◆ **What this task involves**:
The answer should be each line of the records that contains the word "cited"; please copy them all.
□ □ □ □ □
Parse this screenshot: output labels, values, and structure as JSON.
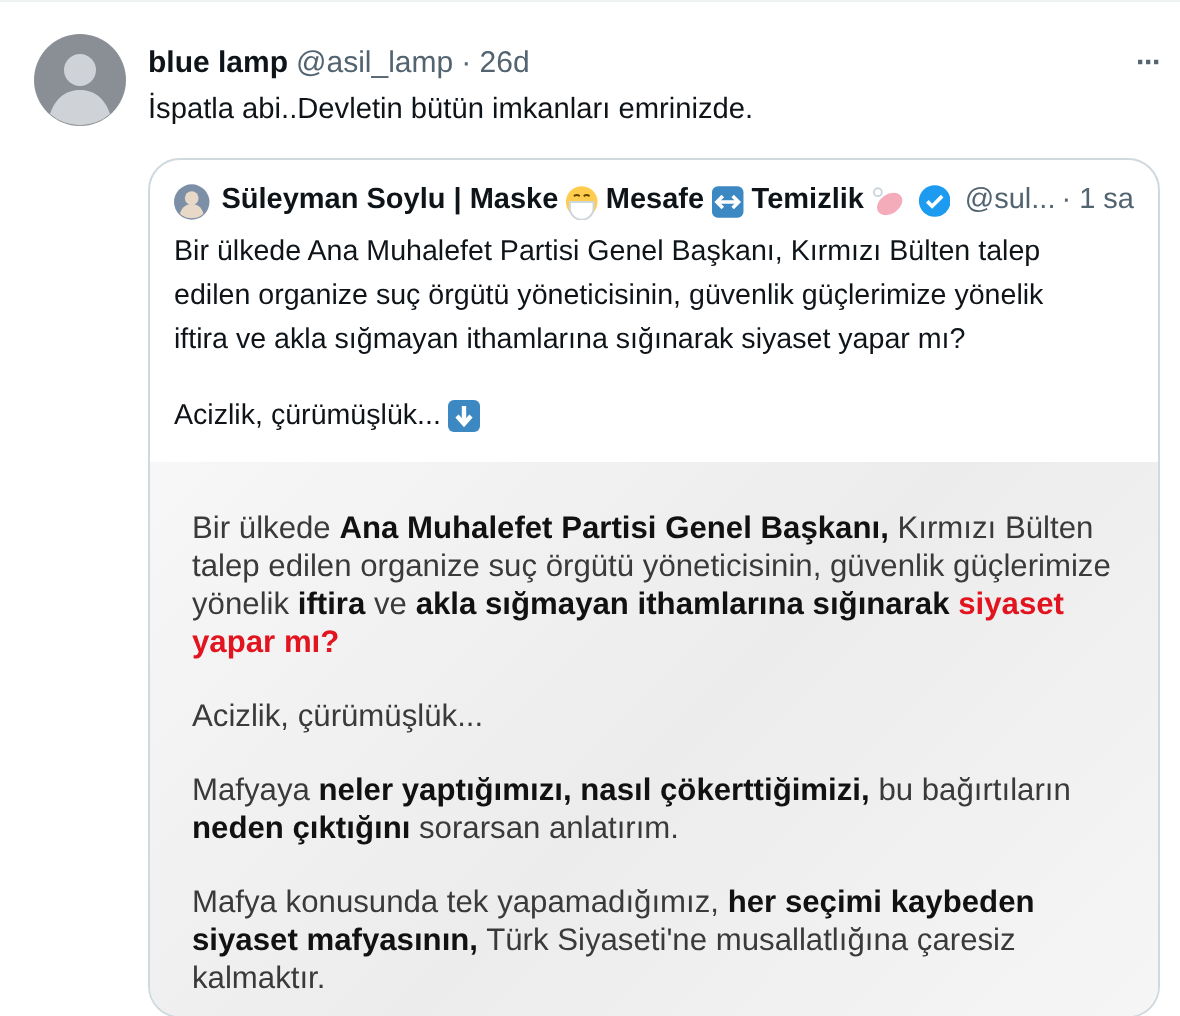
{
  "tweet": {
    "name": "blue lamp",
    "handle": "@asil_lamp",
    "time": "· 26d",
    "text": "İspatla abi..Devletin bütün imkanları emrinizde.",
    "more": "···"
  },
  "quote": {
    "name_parts": [
      {
        "text": "Süleyman Soylu | Maske"
      },
      {
        "text": "Mesafe"
      },
      {
        "text": "Temizlik"
      }
    ],
    "verified": true,
    "handle": "@sul...",
    "time": "· 1 sa",
    "text": "Bir ülkede Ana Muhalefet Partisi Genel Başkanı, Kırmızı Bülten talep edilen organize suç örgütü yöneticisinin, güvenlik güçlerimize yönelik iftira ve akla sığmayan ithamlarına sığınarak siyaset yapar mı?",
    "text_2": "Acizlik, çürümüşlük...",
    "image_paragraphs": [
      {
        "text": "Bir ülkede **Ana Muhalefet Partisi Genel Başkanı,** Kırmızı Bülten talep edilen organize suç örgütü yöneticisinin, güvenlik güçlerimize yönelik **iftira** ve **akla sığmayan ithamlarına sığınarak**",
        "red_tail": "siyaset yapar mı?"
      },
      {
        "text": "Acizlik, çürümüşlük..."
      },
      {
        "text": "Mafyaya **neler yaptığımızı, nasıl çökerttiğimizi,** bu bağırtıların **neden çıktığını** sorarsan anlatırım."
      },
      {
        "text": "Mafya konusunda tek yapamadığımız, **her seçimi kaybeden siyaset mafyasının,** Türk Siyaseti'ne musallatlığına çaresiz kalmaktır."
      }
    ]
  }
}
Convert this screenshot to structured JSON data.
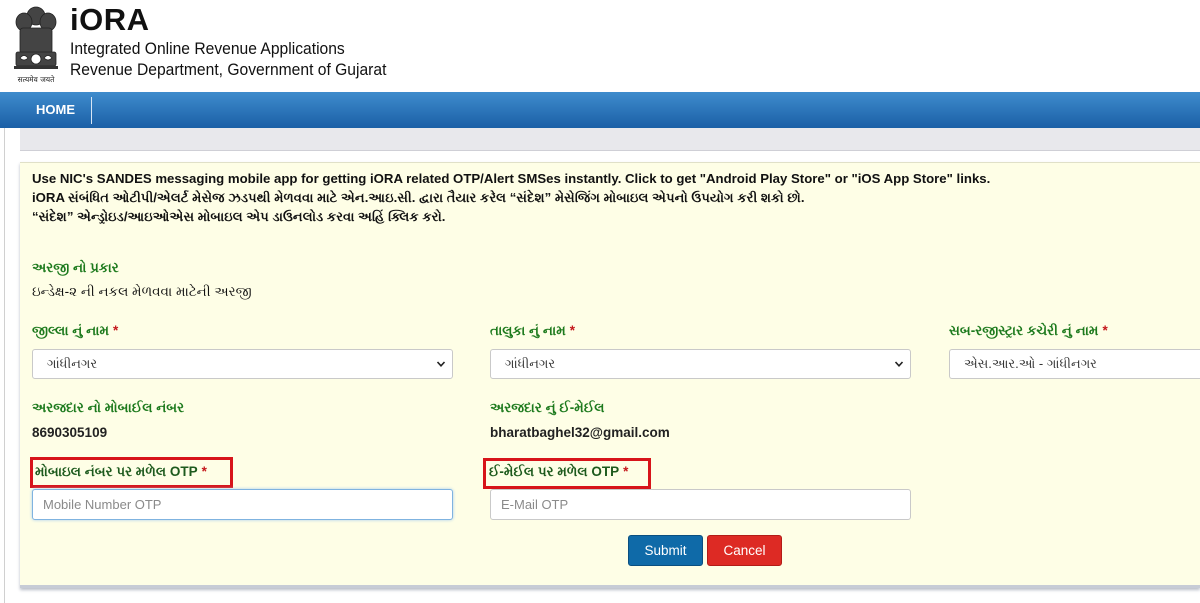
{
  "header": {
    "emblem_caption": "सत्यमेव जयते",
    "title": "iORA",
    "subtitle_line1": "Integrated Online Revenue Applications",
    "subtitle_line2": "Revenue Department, Government of Gujarat"
  },
  "nav": {
    "home_label": "HOME"
  },
  "notice": {
    "line1": "Use NIC's SANDES messaging mobile app for getting iORA related OTP/Alert SMSes instantly. Click to get \"Android Play Store\" or \"iOS App Store\" links.",
    "line2": "iORA સંબંધિત ઓટીપી/એલર્ટ મેસેજ ઝડપથી મેળવવા માટે એન.આઇ.સી. દ્વારા તૈયાર કરેલ “સંદેશ” મેસેજિંગ મોબાઇલ એપનો ઉપયોગ કરી શકો છો.",
    "line3": "“સંદેશ” એન્ડ્રોઇડ/આઇઓએસ મોબાઇલ એપ ડાઉનલોડ કરવા અહિં ક્લિક કરો."
  },
  "form": {
    "application_type_label": "અરજી નો પ્રકાર",
    "application_type_value": "ઇન્ડેક્ષ-૨ ની નકલ મેળવવા માટેની અરજી",
    "required_marker": "*",
    "district": {
      "label": "જીલ્લા નું નામ",
      "selected": "ગાંધીનગર"
    },
    "taluka": {
      "label": "તાલુકા નું નામ",
      "selected": "ગાંધીનગર"
    },
    "sub_registrar": {
      "label": "સબ-રજીસ્ટ્રાર કચેરી નું નામ",
      "selected": "એસ.આર.ઓ - ગાંધીનગર"
    },
    "mobile": {
      "label": "અરજદાર નો મોબાઈલ નંબર",
      "value": "8690305109"
    },
    "email": {
      "label": "અરજદાર નું ઈ-મેઈલ",
      "value": "bharatbaghel32@gmail.com"
    },
    "mobile_otp": {
      "label": "મોબાઇલ નંબર પર મળેલ OTP",
      "placeholder": "Mobile Number OTP",
      "value": ""
    },
    "email_otp": {
      "label": "ઈ-મેઈલ પર મળેલ OTP",
      "placeholder": "E-Mail OTP",
      "value": ""
    },
    "submit_label": "Submit",
    "cancel_label": "Cancel"
  },
  "colors": {
    "nav_blue": "#1b5fa6",
    "panel_bg": "#fefee6",
    "label_green": "#1d7a1d",
    "required_red": "#c4171b",
    "highlight_red": "#d7141a",
    "submit_blue": "#0f6aa8",
    "cancel_red": "#dd2a24"
  },
  "icons": [
    "ashoka-emblem-icon",
    "chevron-down-icon"
  ]
}
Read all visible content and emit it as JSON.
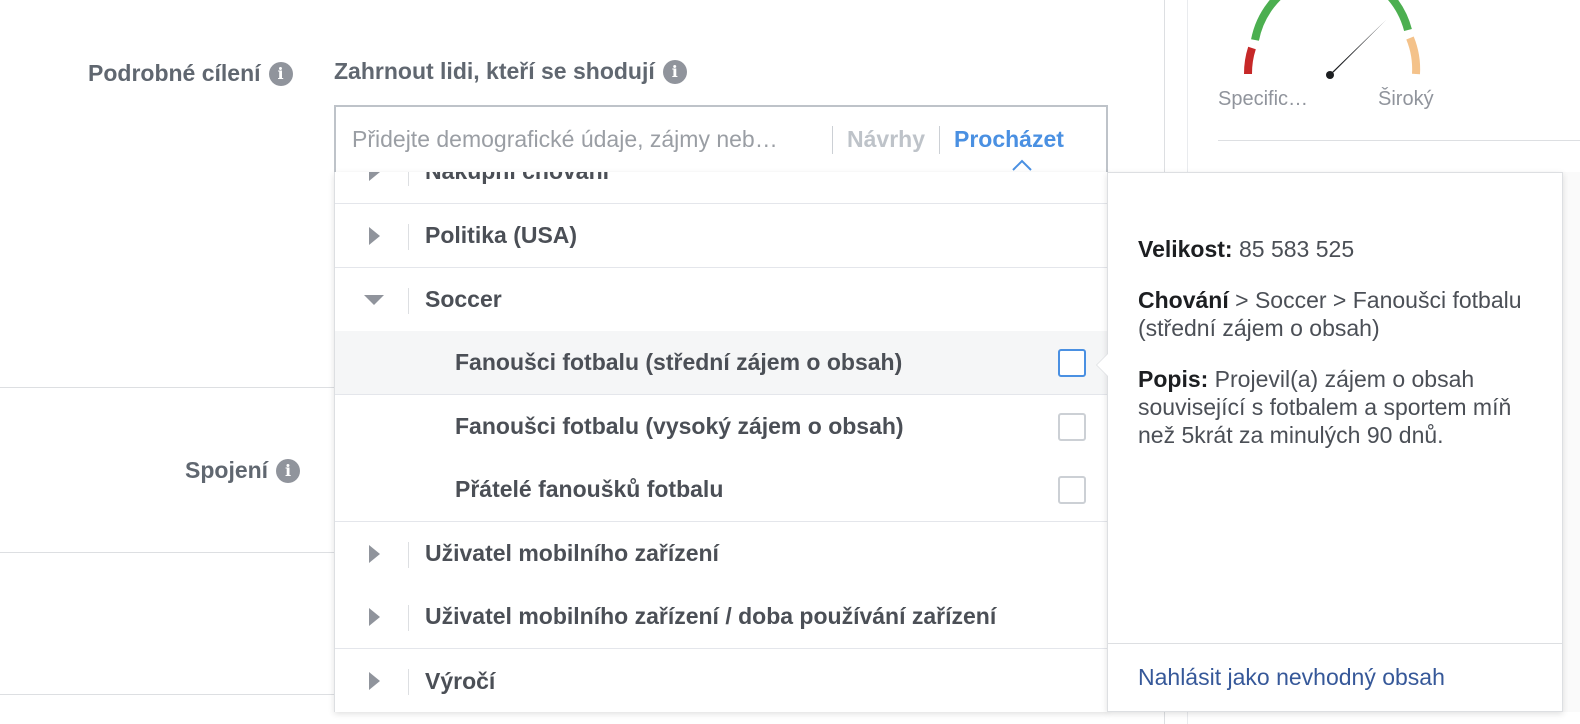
{
  "targeting": {
    "detailed_label": "Podrobné cílení",
    "include_label": "Zahrnout lidi, kteří se shodují",
    "connections_label": "Spojení"
  },
  "search": {
    "placeholder": "Přidejte demografické údaje, zájmy neb…",
    "suggestions_label": "Návrhy",
    "browse_label": "Procházet"
  },
  "dropdown": {
    "partial_top": "Nákupní chování",
    "categories": [
      {
        "label": "Politika (USA)"
      },
      {
        "label": "Soccer",
        "expanded": true
      }
    ],
    "subitems": [
      {
        "label": "Fanoušci fotbalu (střední zájem o obsah)",
        "checked": false,
        "highlighted": true
      },
      {
        "label": "Fanoušci fotbalu (vysoký zájem o obsah)",
        "checked": false
      },
      {
        "label": "Přátelé fanoušků fotbalu",
        "checked": false
      }
    ],
    "more_categories": [
      {
        "label": "Uživatel mobilního zařízení"
      },
      {
        "label": "Uživatel mobilního zařízení / doba používání zařízení"
      },
      {
        "label": "Výročí"
      }
    ]
  },
  "info_panel": {
    "size_label": "Velikost:",
    "size_value": "85 583 525",
    "path_label": "Chování",
    "path_value": "> Soccer > Fanoušci fotbalu (střední zájem o obsah)",
    "desc_label": "Popis:",
    "desc_value": "Projevil(a) zájem o obsah související s fotbalem a sportem míň než 5krát za minulých 90 dnů.",
    "report_link": "Nahlásit jako nevhodný obsah"
  },
  "audience_gauge": {
    "specific_label": "Specific…",
    "broad_label": "Široký",
    "colors": {
      "red": "#c62828",
      "green": "#4caf50",
      "orange": "#f4c28a",
      "needle": "#1c1e21"
    }
  },
  "colors": {
    "accent": "#4a90e2",
    "link": "#365899",
    "text": "#4b4f56",
    "muted": "#90949c"
  }
}
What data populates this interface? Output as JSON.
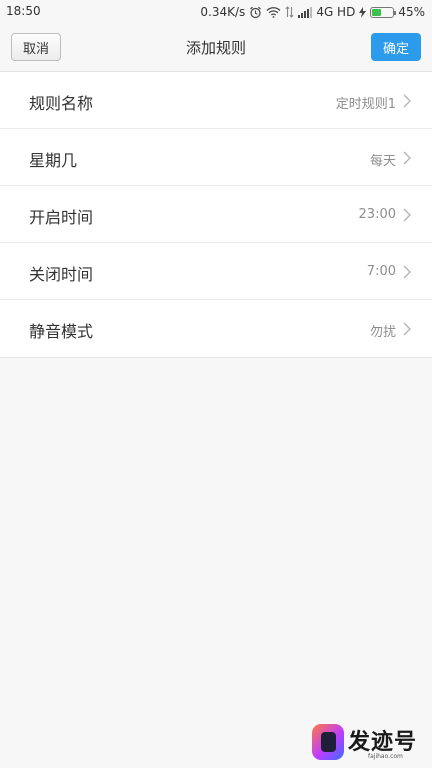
{
  "status_bar": {
    "time": "18:50",
    "speed": "0.34K/s",
    "network": "4G HD",
    "battery_level": 0.45,
    "battery_text": "45%"
  },
  "nav": {
    "cancel_label": "取消",
    "title": "添加规则",
    "confirm_label": "确定",
    "confirm_color": "#2d9bec"
  },
  "rows": [
    {
      "label": "规则名称",
      "value": "定时规则1"
    },
    {
      "label": "星期几",
      "value": "每天"
    },
    {
      "label": "开启时间",
      "value": "23:00"
    },
    {
      "label": "关闭时间",
      "value": "7:00"
    },
    {
      "label": "静音模式",
      "value": "勿扰"
    }
  ],
  "watermark": {
    "text": "发迹号",
    "sub": "fajihao.com"
  }
}
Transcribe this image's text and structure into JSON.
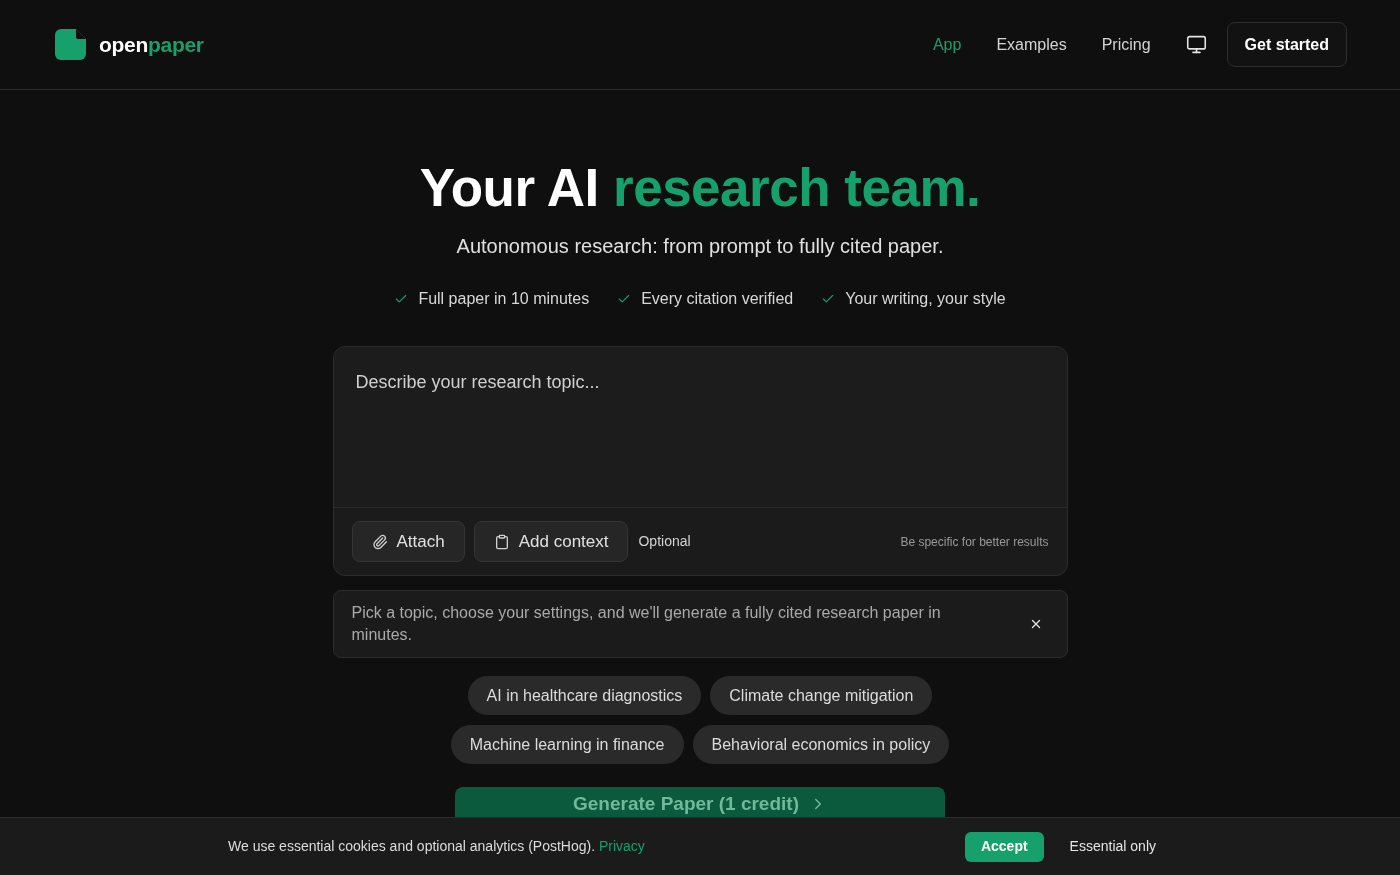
{
  "header": {
    "logo": {
      "part_1": "open",
      "part_2": "paper"
    },
    "nav": [
      {
        "label": "App",
        "selected": true
      },
      {
        "label": "Examples",
        "selected": false
      },
      {
        "label": "Pricing",
        "selected": false
      }
    ],
    "cta": "Get started"
  },
  "hero": {
    "title_start": "Your AI",
    "title_highlight": "research team.",
    "subtitle": "Autonomous research: from prompt to fully cited paper.",
    "features": [
      "Full paper in 10 minutes",
      "Every citation verified",
      "Your writing, your style"
    ]
  },
  "composer": {
    "placeholder": "Describe your research topic...",
    "buttons": [
      {
        "kind": "attach",
        "label": "Attach"
      },
      {
        "kind": "context",
        "label": "Add context"
      }
    ],
    "note": "Optional",
    "hint": "Be specific for better results"
  },
  "notice": {
    "text": "Pick a topic, choose your settings, and we'll generate a fully cited research paper in minutes."
  },
  "suggestions": [
    "AI in healthcare diagnostics",
    "Climate change mitigation",
    "Machine learning in finance",
    "Behavioral economics in policy"
  ],
  "generate_button": {
    "label": "Generate Paper (1 credit)",
    "disabled": true
  },
  "cookie_banner": {
    "text": "We use essential cookies and optional analytics (PostHog).",
    "link": "Privacy",
    "buttons": [
      {
        "kind": "primary",
        "label": "Accept"
      },
      {
        "kind": "secondary",
        "label": "Essential only"
      }
    ]
  }
}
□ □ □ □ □
◆ **Response to this exercise**:
    "subtitle": "Autonomous research: from prompt to fully cited paper.",
    "text": "Pick a topic, choose your settings, and we'll generate a fully cited research paper in minutes."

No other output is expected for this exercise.